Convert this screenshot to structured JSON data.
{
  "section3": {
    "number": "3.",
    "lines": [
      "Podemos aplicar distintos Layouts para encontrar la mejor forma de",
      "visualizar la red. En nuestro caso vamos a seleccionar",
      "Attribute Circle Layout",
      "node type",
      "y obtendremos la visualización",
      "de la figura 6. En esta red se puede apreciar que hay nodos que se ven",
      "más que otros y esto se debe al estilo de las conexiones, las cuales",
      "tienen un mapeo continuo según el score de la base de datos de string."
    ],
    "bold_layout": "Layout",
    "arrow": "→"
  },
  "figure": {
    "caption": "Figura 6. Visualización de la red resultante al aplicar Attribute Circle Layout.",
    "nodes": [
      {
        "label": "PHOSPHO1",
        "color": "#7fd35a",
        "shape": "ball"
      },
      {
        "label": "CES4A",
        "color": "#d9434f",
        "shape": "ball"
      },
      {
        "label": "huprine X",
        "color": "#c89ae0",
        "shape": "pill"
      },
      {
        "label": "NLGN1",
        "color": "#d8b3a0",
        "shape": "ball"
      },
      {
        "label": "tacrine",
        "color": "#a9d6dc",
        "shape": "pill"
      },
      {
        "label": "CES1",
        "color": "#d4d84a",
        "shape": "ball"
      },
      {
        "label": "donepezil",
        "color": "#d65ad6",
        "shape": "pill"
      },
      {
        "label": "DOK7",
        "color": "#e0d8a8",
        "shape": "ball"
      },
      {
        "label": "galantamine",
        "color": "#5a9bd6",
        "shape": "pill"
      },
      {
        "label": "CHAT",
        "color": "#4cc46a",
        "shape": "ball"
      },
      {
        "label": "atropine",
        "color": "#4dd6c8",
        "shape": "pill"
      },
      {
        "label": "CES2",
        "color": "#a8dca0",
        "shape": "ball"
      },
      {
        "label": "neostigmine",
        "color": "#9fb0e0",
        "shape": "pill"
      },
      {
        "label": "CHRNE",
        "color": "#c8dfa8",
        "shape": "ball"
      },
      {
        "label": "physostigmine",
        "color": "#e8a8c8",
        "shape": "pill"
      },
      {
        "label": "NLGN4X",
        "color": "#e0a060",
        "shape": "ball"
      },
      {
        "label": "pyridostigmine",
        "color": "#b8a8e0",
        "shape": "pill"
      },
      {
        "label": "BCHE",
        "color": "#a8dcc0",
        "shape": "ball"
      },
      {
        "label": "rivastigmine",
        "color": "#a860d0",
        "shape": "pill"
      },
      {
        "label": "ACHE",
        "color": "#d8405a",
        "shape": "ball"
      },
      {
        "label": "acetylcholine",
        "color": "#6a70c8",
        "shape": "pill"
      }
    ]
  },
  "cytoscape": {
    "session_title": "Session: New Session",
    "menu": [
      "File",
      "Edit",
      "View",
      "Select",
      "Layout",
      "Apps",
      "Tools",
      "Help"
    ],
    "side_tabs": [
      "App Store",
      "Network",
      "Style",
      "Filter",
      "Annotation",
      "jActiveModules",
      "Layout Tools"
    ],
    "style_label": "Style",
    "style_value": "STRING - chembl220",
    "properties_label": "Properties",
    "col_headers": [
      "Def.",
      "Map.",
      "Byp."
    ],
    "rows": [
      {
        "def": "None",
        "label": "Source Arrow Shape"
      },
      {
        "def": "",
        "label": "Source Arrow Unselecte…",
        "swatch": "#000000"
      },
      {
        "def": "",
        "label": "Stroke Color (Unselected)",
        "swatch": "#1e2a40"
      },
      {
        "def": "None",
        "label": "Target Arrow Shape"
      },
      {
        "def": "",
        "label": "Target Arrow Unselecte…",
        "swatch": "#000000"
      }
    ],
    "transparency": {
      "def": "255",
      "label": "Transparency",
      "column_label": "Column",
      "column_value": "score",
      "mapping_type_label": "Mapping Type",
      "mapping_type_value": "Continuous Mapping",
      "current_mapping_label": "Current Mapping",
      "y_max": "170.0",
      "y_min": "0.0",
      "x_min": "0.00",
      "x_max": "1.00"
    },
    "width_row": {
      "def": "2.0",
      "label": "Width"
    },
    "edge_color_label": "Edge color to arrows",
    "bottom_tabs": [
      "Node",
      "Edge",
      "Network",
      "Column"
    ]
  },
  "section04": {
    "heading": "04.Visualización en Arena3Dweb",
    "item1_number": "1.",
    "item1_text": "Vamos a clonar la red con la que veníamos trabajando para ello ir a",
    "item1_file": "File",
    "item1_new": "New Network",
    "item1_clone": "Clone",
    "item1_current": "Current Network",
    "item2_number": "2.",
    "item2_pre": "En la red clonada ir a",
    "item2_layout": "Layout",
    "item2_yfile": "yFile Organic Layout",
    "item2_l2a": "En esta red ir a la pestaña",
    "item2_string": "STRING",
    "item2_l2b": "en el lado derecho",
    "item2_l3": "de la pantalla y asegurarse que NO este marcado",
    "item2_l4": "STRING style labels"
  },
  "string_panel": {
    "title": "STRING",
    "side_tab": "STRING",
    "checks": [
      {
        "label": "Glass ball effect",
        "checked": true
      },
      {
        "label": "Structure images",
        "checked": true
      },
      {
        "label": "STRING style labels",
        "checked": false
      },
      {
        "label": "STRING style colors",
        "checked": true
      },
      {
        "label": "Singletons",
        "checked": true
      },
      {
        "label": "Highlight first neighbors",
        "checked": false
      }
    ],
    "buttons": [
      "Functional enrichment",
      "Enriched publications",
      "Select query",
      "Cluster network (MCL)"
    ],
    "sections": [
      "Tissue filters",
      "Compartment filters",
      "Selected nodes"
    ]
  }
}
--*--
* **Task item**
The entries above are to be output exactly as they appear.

* **Answer space**
Convert this screenshot to structured JSON data.
{
  "section3": {
    "number": "3.",
    "lines": [
      "Podemos aplicar distintos Layouts para encontrar la mejor forma de",
      "visualizar la red. En nuestro caso vamos a seleccionar",
      "Attribute Circle Layout",
      "node type",
      "y obtendremos la visualización",
      "de la figura 6. En esta red se puede apreciar que hay nodos que se ven",
      "más que otros y esto se debe al estilo de las conexiones, las cuales",
      "tienen un mapeo continuo según el score de la base de datos de string."
    ],
    "bold_layout": "Layout",
    "arrow": "→"
  },
  "figure": {
    "caption": "Figura 6. Visualización de la red resultante al aplicar Attribute Circle Layout.",
    "nodes": [
      {
        "label": "PHOSPHO1",
        "color": "#7fd35a",
        "shape": "ball"
      },
      {
        "label": "CES4A",
        "color": "#d9434f",
        "shape": "ball"
      },
      {
        "label": "huprine X",
        "color": "#c89ae0",
        "shape": "pill"
      },
      {
        "label": "NLGN1",
        "color": "#d8b3a0",
        "shape": "ball"
      },
      {
        "label": "tacrine",
        "color": "#a9d6dc",
        "shape": "pill"
      },
      {
        "label": "CES1",
        "color": "#d4d84a",
        "shape": "ball"
      },
      {
        "label": "donepezil",
        "color": "#d65ad6",
        "shape": "pill"
      },
      {
        "label": "DOK7",
        "color": "#e0d8a8",
        "shape": "ball"
      },
      {
        "label": "galantamine",
        "color": "#5a9bd6",
        "shape": "pill"
      },
      {
        "label": "CHAT",
        "color": "#4cc46a",
        "shape": "ball"
      },
      {
        "label": "atropine",
        "color": "#4dd6c8",
        "shape": "pill"
      },
      {
        "label": "CES2",
        "color": "#a8dca0",
        "shape": "ball"
      },
      {
        "label": "neostigmine",
        "color": "#9fb0e0",
        "shape": "pill"
      },
      {
        "label": "CHRNE",
        "color": "#c8dfa8",
        "shape": "ball"
      },
      {
        "label": "physostigmine",
        "color": "#e8a8c8",
        "shape": "pill"
      },
      {
        "label": "NLGN4X",
        "color": "#e0a060",
        "shape": "ball"
      },
      {
        "label": "pyridostigmine",
        "color": "#b8a8e0",
        "shape": "pill"
      },
      {
        "label": "BCHE",
        "color": "#a8dcc0",
        "shape": "ball"
      },
      {
        "label": "rivastigmine",
        "color": "#a860d0",
        "shape": "pill"
      },
      {
        "label": "ACHE",
        "color": "#d8405a",
        "shape": "ball"
      },
      {
        "label": "acetylcholine",
        "color": "#6a70c8",
        "shape": "pill"
      }
    ]
  },
  "cytoscape": {
    "session_title": "Session: New Session",
    "menu": [
      "File",
      "Edit",
      "View",
      "Select",
      "Layout",
      "Apps",
      "Tools",
      "Help"
    ],
    "side_tabs": [
      "App Store",
      "Network",
      "Style",
      "Filter",
      "Annotation",
      "jActiveModules",
      "Layout Tools"
    ],
    "style_label": "Style",
    "style_value": "STRING - chembl220",
    "properties_label": "Properties",
    "col_headers": [
      "Def.",
      "Map.",
      "Byp."
    ],
    "rows": [
      {
        "def": "None",
        "label": "Source Arrow Shape"
      },
      {
        "def": "",
        "label": "Source Arrow Unselecte…",
        "swatch": "#000000"
      },
      {
        "def": "",
        "label": "Stroke Color (Unselected)",
        "swatch": "#1e2a40"
      },
      {
        "def": "None",
        "label": "Target Arrow Shape"
      },
      {
        "def": "",
        "label": "Target Arrow Unselecte…",
        "swatch": "#000000"
      }
    ],
    "transparency": {
      "def": "255",
      "label": "Transparency",
      "column_label": "Column",
      "column_value": "score",
      "mapping_type_label": "Mapping Type",
      "mapping_type_value": "Continuous Mapping",
      "current_mapping_label": "Current Mapping",
      "y_max": "170.0",
      "y_min": "0.0",
      "x_min": "0.00",
      "x_max": "1.00"
    },
    "width_row": {
      "def": "2.0",
      "label": "Width"
    },
    "edge_color_label": "Edge color to arrows",
    "bottom_tabs": [
      "Node",
      "Edge",
      "Network",
      "Column"
    ]
  },
  "section04": {
    "heading": "04.Visualización en Arena3Dweb",
    "item1_number": "1.",
    "item1_text": "Vamos a clonar la red con la que veníamos trabajando para ello ir a",
    "item1_file": "File",
    "item1_new": "New Network",
    "item1_clone": "Clone",
    "item1_current": "Current Network",
    "item2_number": "2.",
    "item2_pre": "En la red clonada ir a",
    "item2_layout": "Layout",
    "item2_yfile": "yFile Organic Layout",
    "item2_l2a": "En esta red ir a la pestaña",
    "item2_string": "STRING",
    "item2_l2b": "en el lado derecho",
    "item2_l3": "de la pantalla y asegurarse que NO este marcado",
    "item2_l4": "STRING style labels"
  },
  "string_panel": {
    "title": "STRING",
    "side_tab": "STRING",
    "checks": [
      {
        "label": "Glass ball effect",
        "checked": true
      },
      {
        "label": "Structure images",
        "checked": true
      },
      {
        "label": "STRING style labels",
        "checked": false
      },
      {
        "label": "STRING style colors",
        "checked": true
      },
      {
        "label": "Singletons",
        "checked": true
      },
      {
        "label": "Highlight first neighbors",
        "checked": false
      }
    ],
    "buttons": [
      "Functional enrichment",
      "Enriched publications",
      "Select query",
      "Cluster network (MCL)"
    ],
    "sections": [
      "Tissue filters",
      "Compartment filters",
      "Selected nodes"
    ]
  }
}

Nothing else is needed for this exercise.